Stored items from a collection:
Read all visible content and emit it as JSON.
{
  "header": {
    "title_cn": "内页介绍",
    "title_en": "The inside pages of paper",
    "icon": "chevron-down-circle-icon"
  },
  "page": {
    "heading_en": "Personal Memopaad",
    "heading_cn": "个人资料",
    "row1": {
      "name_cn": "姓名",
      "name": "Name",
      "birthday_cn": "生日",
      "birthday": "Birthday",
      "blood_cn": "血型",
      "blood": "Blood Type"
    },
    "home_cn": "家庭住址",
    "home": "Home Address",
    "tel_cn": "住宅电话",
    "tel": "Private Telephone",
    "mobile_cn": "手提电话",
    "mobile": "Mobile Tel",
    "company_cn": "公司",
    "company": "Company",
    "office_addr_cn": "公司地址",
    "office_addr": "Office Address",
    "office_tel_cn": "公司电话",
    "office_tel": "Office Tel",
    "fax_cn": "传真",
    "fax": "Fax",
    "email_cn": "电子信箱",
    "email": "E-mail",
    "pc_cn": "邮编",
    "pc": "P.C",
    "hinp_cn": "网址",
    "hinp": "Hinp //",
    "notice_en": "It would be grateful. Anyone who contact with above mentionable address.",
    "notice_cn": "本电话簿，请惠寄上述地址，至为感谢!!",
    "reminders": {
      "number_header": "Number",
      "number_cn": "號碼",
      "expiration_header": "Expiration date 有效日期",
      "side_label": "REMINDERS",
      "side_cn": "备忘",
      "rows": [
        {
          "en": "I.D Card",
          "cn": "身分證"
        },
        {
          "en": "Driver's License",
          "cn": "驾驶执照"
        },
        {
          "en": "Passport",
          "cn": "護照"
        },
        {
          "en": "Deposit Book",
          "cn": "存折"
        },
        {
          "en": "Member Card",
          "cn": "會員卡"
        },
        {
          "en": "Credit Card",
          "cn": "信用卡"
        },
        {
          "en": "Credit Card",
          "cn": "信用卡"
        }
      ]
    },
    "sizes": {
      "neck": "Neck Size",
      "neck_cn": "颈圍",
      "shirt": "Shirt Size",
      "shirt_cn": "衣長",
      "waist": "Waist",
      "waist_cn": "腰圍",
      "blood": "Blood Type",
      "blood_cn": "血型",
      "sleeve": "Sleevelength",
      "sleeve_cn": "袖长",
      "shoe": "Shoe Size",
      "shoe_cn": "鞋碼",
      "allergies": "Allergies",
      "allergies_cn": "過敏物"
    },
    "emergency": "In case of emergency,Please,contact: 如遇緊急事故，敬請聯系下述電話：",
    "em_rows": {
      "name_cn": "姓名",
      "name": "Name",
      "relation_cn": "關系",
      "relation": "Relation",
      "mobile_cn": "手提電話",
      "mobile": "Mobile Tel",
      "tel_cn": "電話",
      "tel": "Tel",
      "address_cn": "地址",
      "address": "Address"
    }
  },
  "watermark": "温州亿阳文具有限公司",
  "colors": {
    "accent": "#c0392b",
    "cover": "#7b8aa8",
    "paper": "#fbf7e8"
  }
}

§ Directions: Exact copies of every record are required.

§ Solution:
Read all visible content and emit it as JSON.
{
  "header": {
    "title_cn": "内页介绍",
    "title_en": "The inside pages of paper",
    "icon": "chevron-down-circle-icon"
  },
  "page": {
    "heading_en": "Personal Memopaad",
    "heading_cn": "个人资料",
    "row1": {
      "name_cn": "姓名",
      "name": "Name",
      "birthday_cn": "生日",
      "birthday": "Birthday",
      "blood_cn": "血型",
      "blood": "Blood Type"
    },
    "home_cn": "家庭住址",
    "home": "Home Address",
    "tel_cn": "住宅电话",
    "tel": "Private Telephone",
    "mobile_cn": "手提电话",
    "mobile": "Mobile Tel",
    "company_cn": "公司",
    "company": "Company",
    "office_addr_cn": "公司地址",
    "office_addr": "Office Address",
    "office_tel_cn": "公司电话",
    "office_tel": "Office Tel",
    "fax_cn": "传真",
    "fax": "Fax",
    "email_cn": "电子信箱",
    "email": "E-mail",
    "pc_cn": "邮编",
    "pc": "P.C",
    "hinp_cn": "网址",
    "hinp": "Hinp //",
    "notice_en": "It would be grateful. Anyone who contact with above mentionable address.",
    "notice_cn": "本电话簿，请惠寄上述地址，至为感谢!!",
    "reminders": {
      "number_header": "Number",
      "number_cn": "號碼",
      "expiration_header": "Expiration date 有效日期",
      "side_label": "REMINDERS",
      "side_cn": "备忘",
      "rows": [
        {
          "en": "I.D Card",
          "cn": "身分證"
        },
        {
          "en": "Driver's License",
          "cn": "驾驶执照"
        },
        {
          "en": "Passport",
          "cn": "護照"
        },
        {
          "en": "Deposit Book",
          "cn": "存折"
        },
        {
          "en": "Member Card",
          "cn": "會員卡"
        },
        {
          "en": "Credit Card",
          "cn": "信用卡"
        },
        {
          "en": "Credit Card",
          "cn": "信用卡"
        }
      ]
    },
    "sizes": {
      "neck": "Neck Size",
      "neck_cn": "颈圍",
      "shirt": "Shirt Size",
      "shirt_cn": "衣長",
      "waist": "Waist",
      "waist_cn": "腰圍",
      "blood": "Blood Type",
      "blood_cn": "血型",
      "sleeve": "Sleevelength",
      "sleeve_cn": "袖长",
      "shoe": "Shoe Size",
      "shoe_cn": "鞋碼",
      "allergies": "Allergies",
      "allergies_cn": "過敏物"
    },
    "emergency": "In case of emergency,Please,contact: 如遇緊急事故，敬請聯系下述電話：",
    "em_rows": {
      "name_cn": "姓名",
      "name": "Name",
      "relation_cn": "關系",
      "relation": "Relation",
      "mobile_cn": "手提電話",
      "mobile": "Mobile Tel",
      "tel_cn": "電話",
      "tel": "Tel",
      "address_cn": "地址",
      "address": "Address"
    }
  },
  "watermark": "温州亿阳文具有限公司",
  "colors": {
    "accent": "#c0392b",
    "cover": "#7b8aa8",
    "paper": "#fbf7e8"
  }
}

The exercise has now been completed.